Inflation can be best described as the substantial rise in the common level of prices for products and services. Inflation is generally calculated as an annual percentage rise of prices. And when inflation increases, every dollar an individual own buys a lesser percentage of a service or product.

The worth of a dollar is calculated in terms of purchasing power of tangible goods that money can purchase. Whenever there is inflation, the value of a dollar tends to change accordingly. When inflation rises, money’s purchasing power shows a decline in its value. That is, after an inflation rise you won’t be able to purchase goods at the same price that you bought last time.

There are mainly three distinctions on inflation

  • Deflation
  • Hyperinflation
  • Stagflation


Deflation can be simply described as the opposite of inflation. That is when the common level of prices of products and services is falling it is called deflation.


Hyperinflation is a strange form of rapid inflation. In intense cases, hyperinflation can even cause the breakdown of a country’s monetary system. A noted example for hyperinflation is the one caused in 1923 in Germany, when the prices rose to 2,500% in just one month.


Stagflation can be described as a blend of severe unemployment and economic stagnation together with inflation. During the 1970s, many industrialized countries were victims of stagflation, when a bad economy together with increasing oil prices of OPEC was struck.

It is seen that during the last few years most developed countries tried to maintain an inflation rate of 2 to 3%.

Now let us have a look at what are the main reasons of inflation?

Even though there is no universally agreed cause of inflation, there are two main causes which most of the economists generally have accepted.

Demand-Pull Inflation

Demand-pull inflation means if the demands of products are growing much faster than the supply then the prices of products tends to increase. Demand-pull inflation generally takes place in increasing economies.

Cost-Push Inflation

Cost-Push Inflation happens when the companies increase the prices of their products to sustain their profits, when the companies’ costs increase.

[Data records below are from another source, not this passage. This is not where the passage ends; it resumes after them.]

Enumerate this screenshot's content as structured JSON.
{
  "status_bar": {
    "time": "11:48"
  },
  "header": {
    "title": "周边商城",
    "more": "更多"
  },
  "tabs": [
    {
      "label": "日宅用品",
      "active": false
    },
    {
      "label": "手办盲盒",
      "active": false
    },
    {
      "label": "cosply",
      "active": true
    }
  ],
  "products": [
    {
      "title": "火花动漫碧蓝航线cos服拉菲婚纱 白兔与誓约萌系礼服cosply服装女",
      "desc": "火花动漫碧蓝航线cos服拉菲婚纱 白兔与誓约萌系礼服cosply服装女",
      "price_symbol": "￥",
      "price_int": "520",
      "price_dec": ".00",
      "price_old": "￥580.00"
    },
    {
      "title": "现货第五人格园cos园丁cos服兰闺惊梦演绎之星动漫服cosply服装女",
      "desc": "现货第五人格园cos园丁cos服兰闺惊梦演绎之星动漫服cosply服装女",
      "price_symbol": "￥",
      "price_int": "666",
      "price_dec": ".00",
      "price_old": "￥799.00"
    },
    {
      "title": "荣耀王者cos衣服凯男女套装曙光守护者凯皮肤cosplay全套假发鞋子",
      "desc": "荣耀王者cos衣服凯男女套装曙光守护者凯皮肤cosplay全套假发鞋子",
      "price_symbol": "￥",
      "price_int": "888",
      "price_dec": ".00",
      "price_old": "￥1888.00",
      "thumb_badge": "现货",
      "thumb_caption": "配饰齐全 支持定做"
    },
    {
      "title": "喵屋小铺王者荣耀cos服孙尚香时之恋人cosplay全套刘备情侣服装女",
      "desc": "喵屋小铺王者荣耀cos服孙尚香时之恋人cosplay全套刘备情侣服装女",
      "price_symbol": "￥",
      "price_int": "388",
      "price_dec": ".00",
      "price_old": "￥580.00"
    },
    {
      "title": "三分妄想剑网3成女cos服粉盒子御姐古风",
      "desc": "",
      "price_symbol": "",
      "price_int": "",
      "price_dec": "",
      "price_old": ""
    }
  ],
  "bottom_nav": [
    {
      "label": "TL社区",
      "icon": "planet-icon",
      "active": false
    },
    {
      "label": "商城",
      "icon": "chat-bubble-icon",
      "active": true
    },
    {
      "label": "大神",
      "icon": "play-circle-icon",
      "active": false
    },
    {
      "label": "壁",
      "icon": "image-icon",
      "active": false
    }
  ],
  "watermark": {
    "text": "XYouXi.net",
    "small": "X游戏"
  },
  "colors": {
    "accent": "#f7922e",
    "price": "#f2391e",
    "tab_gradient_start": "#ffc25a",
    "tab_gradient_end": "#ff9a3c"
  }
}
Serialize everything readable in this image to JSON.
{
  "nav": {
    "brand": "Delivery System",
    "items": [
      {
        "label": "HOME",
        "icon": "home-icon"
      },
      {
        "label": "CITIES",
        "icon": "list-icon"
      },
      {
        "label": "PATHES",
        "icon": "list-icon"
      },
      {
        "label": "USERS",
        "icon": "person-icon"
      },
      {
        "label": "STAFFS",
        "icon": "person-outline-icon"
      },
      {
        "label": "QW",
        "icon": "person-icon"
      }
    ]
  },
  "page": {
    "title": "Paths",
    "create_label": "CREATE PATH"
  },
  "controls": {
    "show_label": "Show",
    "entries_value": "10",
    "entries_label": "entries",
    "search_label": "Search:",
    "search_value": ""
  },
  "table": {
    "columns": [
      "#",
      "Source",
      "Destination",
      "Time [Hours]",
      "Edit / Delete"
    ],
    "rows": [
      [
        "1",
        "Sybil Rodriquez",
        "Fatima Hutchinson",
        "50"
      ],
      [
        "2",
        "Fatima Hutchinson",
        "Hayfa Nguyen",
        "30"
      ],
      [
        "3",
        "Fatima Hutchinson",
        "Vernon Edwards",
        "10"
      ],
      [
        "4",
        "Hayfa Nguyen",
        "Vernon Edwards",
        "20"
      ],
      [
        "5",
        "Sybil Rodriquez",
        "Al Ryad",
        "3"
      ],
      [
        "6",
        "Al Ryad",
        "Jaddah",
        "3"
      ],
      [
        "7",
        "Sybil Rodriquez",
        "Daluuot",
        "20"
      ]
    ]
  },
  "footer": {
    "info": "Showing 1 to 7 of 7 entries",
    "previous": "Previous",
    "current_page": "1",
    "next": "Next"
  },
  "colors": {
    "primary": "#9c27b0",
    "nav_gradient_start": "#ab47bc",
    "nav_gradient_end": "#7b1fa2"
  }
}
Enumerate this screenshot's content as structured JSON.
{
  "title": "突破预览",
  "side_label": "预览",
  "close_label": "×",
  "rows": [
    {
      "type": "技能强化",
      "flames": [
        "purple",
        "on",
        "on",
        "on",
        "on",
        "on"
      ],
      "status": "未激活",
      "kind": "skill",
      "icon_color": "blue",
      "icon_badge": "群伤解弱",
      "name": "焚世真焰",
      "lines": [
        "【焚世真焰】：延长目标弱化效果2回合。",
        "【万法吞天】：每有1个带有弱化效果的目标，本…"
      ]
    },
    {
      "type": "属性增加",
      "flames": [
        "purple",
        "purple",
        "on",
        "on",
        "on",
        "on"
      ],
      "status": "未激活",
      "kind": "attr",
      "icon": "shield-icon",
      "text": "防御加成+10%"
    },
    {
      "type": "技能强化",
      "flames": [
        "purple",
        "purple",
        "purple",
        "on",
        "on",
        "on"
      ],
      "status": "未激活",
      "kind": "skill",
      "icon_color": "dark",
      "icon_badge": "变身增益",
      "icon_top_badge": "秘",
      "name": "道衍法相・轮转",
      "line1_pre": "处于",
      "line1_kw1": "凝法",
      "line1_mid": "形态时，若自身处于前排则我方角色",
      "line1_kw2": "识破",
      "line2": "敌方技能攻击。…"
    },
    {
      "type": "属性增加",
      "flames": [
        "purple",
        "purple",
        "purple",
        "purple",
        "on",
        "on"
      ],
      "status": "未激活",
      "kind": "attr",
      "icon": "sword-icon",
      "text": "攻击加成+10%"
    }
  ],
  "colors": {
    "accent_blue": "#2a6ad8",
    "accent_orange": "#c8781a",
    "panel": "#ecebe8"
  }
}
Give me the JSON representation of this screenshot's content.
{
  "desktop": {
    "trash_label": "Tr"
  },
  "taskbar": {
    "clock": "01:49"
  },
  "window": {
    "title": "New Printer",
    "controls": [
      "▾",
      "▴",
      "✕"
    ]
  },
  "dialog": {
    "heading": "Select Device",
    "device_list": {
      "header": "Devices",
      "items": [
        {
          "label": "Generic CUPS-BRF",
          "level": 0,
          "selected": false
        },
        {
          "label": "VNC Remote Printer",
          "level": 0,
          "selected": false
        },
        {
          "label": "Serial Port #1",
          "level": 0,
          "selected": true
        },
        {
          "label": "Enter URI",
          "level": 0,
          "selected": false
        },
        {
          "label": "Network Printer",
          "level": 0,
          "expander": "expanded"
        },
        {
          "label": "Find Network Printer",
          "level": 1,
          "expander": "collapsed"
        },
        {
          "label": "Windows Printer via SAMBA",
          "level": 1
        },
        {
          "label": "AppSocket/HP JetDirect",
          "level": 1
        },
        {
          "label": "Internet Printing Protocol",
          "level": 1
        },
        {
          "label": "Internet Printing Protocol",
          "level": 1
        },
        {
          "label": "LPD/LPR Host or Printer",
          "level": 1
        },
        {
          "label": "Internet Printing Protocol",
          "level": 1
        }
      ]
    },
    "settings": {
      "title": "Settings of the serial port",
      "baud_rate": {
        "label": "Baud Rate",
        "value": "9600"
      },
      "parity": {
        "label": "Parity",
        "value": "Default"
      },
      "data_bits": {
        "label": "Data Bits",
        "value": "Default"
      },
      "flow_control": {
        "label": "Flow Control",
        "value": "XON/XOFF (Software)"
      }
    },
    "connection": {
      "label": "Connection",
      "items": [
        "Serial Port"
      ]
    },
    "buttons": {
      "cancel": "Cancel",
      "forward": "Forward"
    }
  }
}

The companies’ costs may go up due to the rising costs of imports, taxes, and wages.

Inflation can affect people in various ways depending on whether the inflation is an expected one or an unexpected one. If the rate of the inflation is what the peoples are expecting, that is anticipated inflation, then the people can compensate it and the price will not be lofty. To tell an example, financial institutions such as banks change their interest rate and the employees can bargain contracts such as wage hikes to compensate it as the price level rises.

To conclude, inflation is an indication of growing economy. If there is no inflation then it must be seen as a sign that weakening economy. It is not easy to decide whether inflation is a good one or a bad one. It purely depends on the total economy together with the people’s personal situation.